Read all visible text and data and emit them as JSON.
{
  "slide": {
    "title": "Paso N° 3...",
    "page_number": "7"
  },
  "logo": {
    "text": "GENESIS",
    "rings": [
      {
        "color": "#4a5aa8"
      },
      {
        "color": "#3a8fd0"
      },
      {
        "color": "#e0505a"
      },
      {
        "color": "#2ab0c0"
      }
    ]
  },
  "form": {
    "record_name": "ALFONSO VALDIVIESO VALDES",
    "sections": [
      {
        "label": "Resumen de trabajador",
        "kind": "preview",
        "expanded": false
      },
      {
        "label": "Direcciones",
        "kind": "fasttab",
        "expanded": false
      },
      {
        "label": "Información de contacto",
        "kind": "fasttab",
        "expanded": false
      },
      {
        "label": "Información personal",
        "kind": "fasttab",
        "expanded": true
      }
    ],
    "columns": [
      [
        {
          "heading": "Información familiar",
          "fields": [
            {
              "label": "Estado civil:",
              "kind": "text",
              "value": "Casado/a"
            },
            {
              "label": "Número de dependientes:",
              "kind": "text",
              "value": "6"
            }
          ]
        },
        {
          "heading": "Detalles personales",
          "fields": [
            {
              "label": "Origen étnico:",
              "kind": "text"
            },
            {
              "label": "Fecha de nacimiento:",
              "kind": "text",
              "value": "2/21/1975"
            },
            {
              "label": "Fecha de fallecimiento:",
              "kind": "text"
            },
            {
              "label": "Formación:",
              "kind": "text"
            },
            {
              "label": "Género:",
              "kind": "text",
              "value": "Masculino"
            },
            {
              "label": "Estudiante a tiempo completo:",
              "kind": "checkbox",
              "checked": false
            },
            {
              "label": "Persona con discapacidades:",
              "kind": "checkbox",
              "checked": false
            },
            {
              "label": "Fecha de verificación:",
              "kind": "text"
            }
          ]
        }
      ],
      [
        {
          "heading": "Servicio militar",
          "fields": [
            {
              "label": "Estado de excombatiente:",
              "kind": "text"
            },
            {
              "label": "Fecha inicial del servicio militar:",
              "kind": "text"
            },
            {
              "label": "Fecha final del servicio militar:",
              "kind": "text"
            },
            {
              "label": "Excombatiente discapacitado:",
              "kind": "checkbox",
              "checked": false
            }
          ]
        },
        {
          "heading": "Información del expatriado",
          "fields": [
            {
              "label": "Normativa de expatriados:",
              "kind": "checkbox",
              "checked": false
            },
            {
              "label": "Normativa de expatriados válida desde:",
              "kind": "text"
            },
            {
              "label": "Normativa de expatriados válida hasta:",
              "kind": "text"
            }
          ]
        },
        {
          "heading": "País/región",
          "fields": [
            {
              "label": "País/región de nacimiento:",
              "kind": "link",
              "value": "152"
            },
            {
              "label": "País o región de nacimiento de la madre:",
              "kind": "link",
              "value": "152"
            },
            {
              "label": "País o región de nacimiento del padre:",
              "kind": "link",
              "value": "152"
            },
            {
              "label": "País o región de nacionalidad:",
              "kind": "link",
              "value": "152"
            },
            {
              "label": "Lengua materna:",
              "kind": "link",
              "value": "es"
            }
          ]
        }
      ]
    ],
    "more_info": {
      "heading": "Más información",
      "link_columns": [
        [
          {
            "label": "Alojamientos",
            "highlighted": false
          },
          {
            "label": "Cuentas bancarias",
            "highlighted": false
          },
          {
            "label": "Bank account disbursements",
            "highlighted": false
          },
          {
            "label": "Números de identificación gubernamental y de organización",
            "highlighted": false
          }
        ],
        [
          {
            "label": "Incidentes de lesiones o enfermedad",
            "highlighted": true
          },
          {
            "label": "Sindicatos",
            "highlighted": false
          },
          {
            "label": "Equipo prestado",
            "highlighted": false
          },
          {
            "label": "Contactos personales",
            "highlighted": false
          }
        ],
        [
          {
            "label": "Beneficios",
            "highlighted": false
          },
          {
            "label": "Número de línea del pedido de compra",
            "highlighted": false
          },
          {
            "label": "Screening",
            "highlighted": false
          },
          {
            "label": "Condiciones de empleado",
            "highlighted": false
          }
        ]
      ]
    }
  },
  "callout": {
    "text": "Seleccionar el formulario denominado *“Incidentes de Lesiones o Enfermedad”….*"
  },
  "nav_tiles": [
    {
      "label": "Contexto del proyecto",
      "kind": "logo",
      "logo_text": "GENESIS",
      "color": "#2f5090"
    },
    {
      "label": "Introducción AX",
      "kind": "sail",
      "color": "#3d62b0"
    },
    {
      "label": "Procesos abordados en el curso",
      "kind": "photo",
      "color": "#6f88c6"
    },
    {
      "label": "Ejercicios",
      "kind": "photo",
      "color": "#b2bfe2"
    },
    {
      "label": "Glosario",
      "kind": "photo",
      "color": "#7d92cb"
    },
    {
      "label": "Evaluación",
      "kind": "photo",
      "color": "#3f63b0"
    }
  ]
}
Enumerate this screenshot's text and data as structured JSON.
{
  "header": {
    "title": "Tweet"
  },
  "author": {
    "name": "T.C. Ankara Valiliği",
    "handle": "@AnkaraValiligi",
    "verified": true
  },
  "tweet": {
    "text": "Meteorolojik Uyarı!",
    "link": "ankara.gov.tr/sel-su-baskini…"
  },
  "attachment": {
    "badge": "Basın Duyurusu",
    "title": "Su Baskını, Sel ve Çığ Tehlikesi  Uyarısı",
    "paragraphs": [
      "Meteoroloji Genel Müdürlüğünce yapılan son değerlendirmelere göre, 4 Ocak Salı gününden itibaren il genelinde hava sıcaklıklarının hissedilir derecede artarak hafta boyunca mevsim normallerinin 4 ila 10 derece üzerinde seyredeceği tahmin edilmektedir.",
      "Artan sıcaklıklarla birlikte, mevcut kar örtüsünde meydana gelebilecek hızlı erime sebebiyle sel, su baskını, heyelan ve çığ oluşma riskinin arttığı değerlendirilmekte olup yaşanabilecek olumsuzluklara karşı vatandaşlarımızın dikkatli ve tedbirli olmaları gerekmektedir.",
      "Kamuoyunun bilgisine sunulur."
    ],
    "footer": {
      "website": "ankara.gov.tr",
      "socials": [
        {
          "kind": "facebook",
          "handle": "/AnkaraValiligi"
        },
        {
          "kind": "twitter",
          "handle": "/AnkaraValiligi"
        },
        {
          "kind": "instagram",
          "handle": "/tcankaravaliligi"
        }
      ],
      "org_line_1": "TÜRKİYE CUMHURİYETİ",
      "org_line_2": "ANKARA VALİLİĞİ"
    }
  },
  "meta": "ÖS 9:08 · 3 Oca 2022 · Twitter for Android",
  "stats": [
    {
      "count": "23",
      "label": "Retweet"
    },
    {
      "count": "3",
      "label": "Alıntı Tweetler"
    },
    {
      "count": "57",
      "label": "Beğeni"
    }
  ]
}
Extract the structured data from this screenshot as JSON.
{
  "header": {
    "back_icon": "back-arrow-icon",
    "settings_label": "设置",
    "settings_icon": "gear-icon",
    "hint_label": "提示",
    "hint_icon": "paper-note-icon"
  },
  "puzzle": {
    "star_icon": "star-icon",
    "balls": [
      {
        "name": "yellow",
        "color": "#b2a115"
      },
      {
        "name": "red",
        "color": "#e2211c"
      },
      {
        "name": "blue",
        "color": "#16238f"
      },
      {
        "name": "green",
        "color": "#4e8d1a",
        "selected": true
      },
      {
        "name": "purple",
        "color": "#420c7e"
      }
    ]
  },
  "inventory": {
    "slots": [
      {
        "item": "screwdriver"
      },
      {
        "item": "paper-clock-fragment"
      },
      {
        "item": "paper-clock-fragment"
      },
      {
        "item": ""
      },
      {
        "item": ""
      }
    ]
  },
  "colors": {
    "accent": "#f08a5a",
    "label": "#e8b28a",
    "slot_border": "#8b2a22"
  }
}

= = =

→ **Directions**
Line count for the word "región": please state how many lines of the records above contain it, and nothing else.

→ **Task answer**
5